Nighttime rollercoaster

Hey guys:

I just got my dexcom a couple of days ago, so I’m not anywhere near a flat line. I do have a question I hope you guys can answer.

Last night, while I was sleeping, my blood sugars kept going up and down and up and down. They never actually went high or low, but they kept having a rollercoaster. I could understand this happening somewhat if I were on the pump, but I’m on lantus, so I’d think my sugars would be steady. I took a picture of a 3-hour window, but it was the same from when I went to bed until I ate breakfast. So my questions are:

  1. Is that normal? Is it just because of differences in blood sugars or is it something blood sugars normally do?

  2. Is there anything I can do to keep them level? I feel like it can’t be that good for me to keep going up and down all night…


Hi Anna! Thanks for joining, posting, and of course we hope to see more trends.

This one you posted looks really good. Your fluctuations look like 10mg up and downs - nothing to worry about. I dont take lantus, so I dont know how it delivers, but there is a good number of variables that come into play, Your 3 hour trend started at 100 and ended at 121, which is pretty dang good.

Lets look at some things and see if we cant figure the humps out. First off, what did you eat for dinner? What did your days trends previously look like? Is the sensor new? In the beginning the sensors do a training thing and might not record things just right. I think its 7 days that lasts. Also, someone who is on Lantus, might be able to shed more light on its delivery patterns.

To me, it looks like little liver dumps – just to be sure you don’t go too low. Even in non-diabetics, there are variations in BGs while they sleep – I don’t know how much, but there is never a true flat line.

Why don’t you keep on watching for a few days and see if this stays the same or flattens out. I’d be curious!

Anna, Lantus is not necessarily going to keep your BS steady – a lot of people do find that Lantus has some really bad peaks & valleys. You said you could see having a rollercoaster if you had a pump but actually, a pump can give you a steadier basal rate because you can program a bunch of different rates throughout the day and meet your bodies requirements.

Have you ever done basal testing? Basal is not just for pumpers – I did it frequently when I was on MDI. That is one way to find out how steady your Lantus is. Gary Scheiner recommends that your BS not go up or down by more than 30 points for the basal test. John Walsh recommends that it not go up more than 15 points but it should not drop by more than 30. If you go by Gary Scheiner, that is a 60 point spread and according to John Walsh, it would be a 45 point spread. Both of those spreads have some fluctuation in them and your basals would be considered correct if you met either of those.
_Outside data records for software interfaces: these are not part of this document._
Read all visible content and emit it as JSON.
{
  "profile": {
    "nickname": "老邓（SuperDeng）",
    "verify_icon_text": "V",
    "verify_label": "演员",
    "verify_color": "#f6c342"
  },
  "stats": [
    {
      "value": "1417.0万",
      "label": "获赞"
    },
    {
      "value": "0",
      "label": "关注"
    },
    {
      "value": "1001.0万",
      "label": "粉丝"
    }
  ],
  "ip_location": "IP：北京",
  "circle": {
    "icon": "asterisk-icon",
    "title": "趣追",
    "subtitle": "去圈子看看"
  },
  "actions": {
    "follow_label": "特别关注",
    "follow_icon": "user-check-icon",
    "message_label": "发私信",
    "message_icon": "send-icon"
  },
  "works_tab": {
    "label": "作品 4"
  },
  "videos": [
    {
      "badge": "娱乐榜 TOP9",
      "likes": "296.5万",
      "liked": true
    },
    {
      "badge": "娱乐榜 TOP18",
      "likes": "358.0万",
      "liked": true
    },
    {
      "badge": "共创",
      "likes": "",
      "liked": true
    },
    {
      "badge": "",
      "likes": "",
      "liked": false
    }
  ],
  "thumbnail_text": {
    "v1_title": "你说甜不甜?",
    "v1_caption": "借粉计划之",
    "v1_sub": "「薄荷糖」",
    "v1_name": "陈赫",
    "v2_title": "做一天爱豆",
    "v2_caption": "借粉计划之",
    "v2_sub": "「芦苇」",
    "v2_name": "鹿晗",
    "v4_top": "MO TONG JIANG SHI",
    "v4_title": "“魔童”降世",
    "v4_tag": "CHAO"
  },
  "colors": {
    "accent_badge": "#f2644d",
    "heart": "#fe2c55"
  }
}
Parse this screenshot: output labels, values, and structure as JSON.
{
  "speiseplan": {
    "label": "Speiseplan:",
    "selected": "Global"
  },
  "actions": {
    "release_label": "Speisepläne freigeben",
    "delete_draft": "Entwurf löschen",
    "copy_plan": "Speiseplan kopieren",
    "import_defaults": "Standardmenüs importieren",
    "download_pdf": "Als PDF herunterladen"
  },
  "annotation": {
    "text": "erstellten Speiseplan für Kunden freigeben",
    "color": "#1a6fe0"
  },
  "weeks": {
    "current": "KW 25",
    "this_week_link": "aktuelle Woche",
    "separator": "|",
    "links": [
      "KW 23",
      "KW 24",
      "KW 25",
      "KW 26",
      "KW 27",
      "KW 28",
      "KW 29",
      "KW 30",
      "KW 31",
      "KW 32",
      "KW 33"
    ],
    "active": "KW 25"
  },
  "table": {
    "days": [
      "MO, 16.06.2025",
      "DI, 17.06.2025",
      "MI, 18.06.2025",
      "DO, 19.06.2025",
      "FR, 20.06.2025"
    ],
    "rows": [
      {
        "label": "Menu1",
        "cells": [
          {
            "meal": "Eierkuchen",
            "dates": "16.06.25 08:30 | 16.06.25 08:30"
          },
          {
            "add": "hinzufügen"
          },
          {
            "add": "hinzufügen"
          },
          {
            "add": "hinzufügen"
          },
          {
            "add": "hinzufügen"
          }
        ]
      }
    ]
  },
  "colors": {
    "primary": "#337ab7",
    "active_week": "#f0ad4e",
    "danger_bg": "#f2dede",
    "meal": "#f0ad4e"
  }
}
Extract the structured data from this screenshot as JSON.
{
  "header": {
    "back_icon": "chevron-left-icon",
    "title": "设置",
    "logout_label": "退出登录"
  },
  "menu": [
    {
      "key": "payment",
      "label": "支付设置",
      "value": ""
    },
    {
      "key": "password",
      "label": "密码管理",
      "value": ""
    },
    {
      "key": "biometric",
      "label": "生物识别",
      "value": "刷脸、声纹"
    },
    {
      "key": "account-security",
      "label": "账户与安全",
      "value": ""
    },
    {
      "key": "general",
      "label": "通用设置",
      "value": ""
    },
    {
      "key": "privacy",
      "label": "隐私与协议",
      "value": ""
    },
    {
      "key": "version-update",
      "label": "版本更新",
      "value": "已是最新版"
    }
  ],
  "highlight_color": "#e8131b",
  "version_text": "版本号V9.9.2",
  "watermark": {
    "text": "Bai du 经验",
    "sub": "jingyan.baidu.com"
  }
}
Like Onesaint said, you also need to look at what time you ate dinner & even what you ate. Protein & fat digest slowly. If you ate a later dinner of protein & fat, that could be part of the problem. If you lay down after eating, that can also slow your digestion down.

I am not convinced that your BG went up and down. The sensor readings are affected by pressure. It is very likely that the pattern reflects how you toss and turn. I place my sensor close to my navel because this is the only area that I don’t sleep on.